> [Exercise requirements]: Your answer must be every line below, repeated exactly.

---------- Data extract

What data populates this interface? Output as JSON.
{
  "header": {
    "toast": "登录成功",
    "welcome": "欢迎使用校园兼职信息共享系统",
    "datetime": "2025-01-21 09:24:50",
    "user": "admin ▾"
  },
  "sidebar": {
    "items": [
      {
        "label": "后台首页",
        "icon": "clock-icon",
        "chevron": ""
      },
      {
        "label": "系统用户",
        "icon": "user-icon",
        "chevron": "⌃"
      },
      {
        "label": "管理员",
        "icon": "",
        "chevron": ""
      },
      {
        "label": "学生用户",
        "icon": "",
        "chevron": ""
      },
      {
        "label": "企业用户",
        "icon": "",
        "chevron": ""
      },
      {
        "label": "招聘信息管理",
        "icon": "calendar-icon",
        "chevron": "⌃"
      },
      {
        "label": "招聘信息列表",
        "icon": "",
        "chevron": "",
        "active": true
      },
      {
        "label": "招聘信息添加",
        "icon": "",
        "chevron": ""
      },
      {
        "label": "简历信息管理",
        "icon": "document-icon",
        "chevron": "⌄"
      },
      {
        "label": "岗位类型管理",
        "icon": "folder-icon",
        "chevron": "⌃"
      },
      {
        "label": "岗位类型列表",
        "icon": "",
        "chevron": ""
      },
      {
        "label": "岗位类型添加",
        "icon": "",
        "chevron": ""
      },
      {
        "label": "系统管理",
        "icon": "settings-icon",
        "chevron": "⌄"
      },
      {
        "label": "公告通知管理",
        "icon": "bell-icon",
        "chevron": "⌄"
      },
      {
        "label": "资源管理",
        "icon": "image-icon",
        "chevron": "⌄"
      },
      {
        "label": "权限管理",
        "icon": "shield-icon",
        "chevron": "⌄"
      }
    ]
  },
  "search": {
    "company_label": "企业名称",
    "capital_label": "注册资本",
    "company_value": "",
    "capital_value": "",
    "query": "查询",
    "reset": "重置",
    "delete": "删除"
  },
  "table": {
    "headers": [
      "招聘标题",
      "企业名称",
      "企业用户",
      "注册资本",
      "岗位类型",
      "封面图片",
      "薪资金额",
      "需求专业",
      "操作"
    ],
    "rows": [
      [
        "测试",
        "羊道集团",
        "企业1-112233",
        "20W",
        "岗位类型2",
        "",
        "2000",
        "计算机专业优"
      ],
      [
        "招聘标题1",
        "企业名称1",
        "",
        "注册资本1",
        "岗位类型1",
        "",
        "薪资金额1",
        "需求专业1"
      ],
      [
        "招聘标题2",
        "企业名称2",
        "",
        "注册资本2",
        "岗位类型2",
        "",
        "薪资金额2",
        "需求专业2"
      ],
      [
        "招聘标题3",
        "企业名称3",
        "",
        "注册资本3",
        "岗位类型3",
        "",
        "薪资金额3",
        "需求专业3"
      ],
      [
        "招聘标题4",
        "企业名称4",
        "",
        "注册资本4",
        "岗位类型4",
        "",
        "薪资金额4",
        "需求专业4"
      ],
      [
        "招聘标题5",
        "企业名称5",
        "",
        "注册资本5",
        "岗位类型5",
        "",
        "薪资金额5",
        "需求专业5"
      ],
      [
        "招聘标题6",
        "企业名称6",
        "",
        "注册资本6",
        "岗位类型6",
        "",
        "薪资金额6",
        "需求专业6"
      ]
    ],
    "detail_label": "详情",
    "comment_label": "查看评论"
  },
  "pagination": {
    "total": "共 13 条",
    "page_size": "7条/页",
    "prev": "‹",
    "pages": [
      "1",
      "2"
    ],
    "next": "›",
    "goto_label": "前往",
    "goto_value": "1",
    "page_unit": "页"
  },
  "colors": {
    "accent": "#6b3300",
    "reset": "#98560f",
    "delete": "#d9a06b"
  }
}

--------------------

> [Result below]:
What data populates this interface? Output as JSON.
{
  "header": {
    "toast": "登录成功",
    "welcome": "欢迎使用校园兼职信息共享系统",
    "datetime": "2025-01-21 09:24:50",
    "user": "admin ▾"
  },
  "sidebar": {
    "items": [
      {
        "label": "后台首页",
        "icon": "clock-icon",
        "chevron": ""
      },
      {
        "label": "系统用户",
        "icon": "user-icon",
        "chevron": "⌃"
      },
      {
        "label": "管理员",
        "icon": "",
        "chevron": ""
      },
      {
        "label": "学生用户",
        "icon": "",
        "chevron": ""
      },
      {
        "label": "企业用户",
        "icon": "",
        "chevron": ""
      },
      {
        "label": "招聘信息管理",
        "icon": "calendar-icon",
        "chevron": "⌃"
      },
      {
        "label": "招聘信息列表",
        "icon": "",
        "chevron": "",
        "active": true
      },
      {
        "label": "招聘信息添加",
        "icon": "",
        "chevron": ""
      },
      {
        "label": "简历信息管理",
        "icon": "document-icon",
        "chevron": "⌄"
      },
      {
        "label": "岗位类型管理",
        "icon": "folder-icon",
        "chevron": "⌃"
      },
      {
        "label": "岗位类型列表",
        "icon": "",
        "chevron": ""
      },
      {
        "label": "岗位类型添加",
        "icon": "",
        "chevron": ""
      },
      {
        "label": "系统管理",
        "icon": "settings-icon",
        "chevron": "⌄"
      },
      {
        "label": "公告通知管理",
        "icon": "bell-icon",
        "chevron": "⌄"
      },
      {
        "label": "资源管理",
        "icon": "image-icon",
        "chevron": "⌄"
      },
      {
        "label": "权限管理",
        "icon": "shield-icon",
        "chevron": "⌄"
      }
    ]
  },
  "search": {
    "company_label": "企业名称",
    "capital_label": "注册资本",
    "company_value": "",
    "capital_value": "",
    "query": "查询",
    "reset": "重置",
    "delete": "删除"
  },
  "table": {
    "headers": [
      "招聘标题",
      "企业名称",
      "企业用户",
      "注册资本",
      "岗位类型",
      "封面图片",
      "薪资金额",
      "需求专业",
      "操作"
    ],
    "rows": [
      [
        "测试",
        "羊道集团",
        "企业1-112233",
        "20W",
        "岗位类型2",
        "",
        "2000",
        "计算机专业优"
      ],
      [
        "招聘标题1",
        "企业名称1",
        "",
        "注册资本1",
        "岗位类型1",
        "",
        "薪资金额1",
        "需求专业1"
      ],
      [
        "招聘标题2",
        "企业名称2",
        "",
        "注册资本2",
        "岗位类型2",
        "",
        "薪资金额2",
        "需求专业2"
      ],
      [
        "招聘标题3",
        "企业名称3",
        "",
        "注册资本3",
        "岗位类型3",
        "",
        "薪资金额3",
        "需求专业3"
      ],
      [
        "招聘标题4",
        "企业名称4",
        "",
        "注册资本4",
        "岗位类型4",
        "",
        "薪资金额4",
        "需求专业4"
      ],
      [
        "招聘标题5",
        "企业名称5",
        "",
        "注册资本5",
        "岗位类型5",
        "",
        "薪资金额5",
        "需求专业5"
      ],
      [
        "招聘标题6",
        "企业名称6",
        "",
        "注册资本6",
        "岗位类型6",
        "",
        "薪资金额6",
        "需求专业6"
      ]
    ],
    "detail_label": "详情",
    "comment_label": "查看评论"
  },
  "pagination": {
    "total": "共 13 条",
    "page_size": "7条/页",
    "prev": "‹",
    "pages": [
      "1",
      "2"
    ],
    "next": "›",
    "goto_label": "前往",
    "goto_value": "1",
    "page_unit": "页"
  },
  "colors": {
    "accent": "#6b3300",
    "reset": "#98560f",
    "delete": "#d9a06b"
  }
}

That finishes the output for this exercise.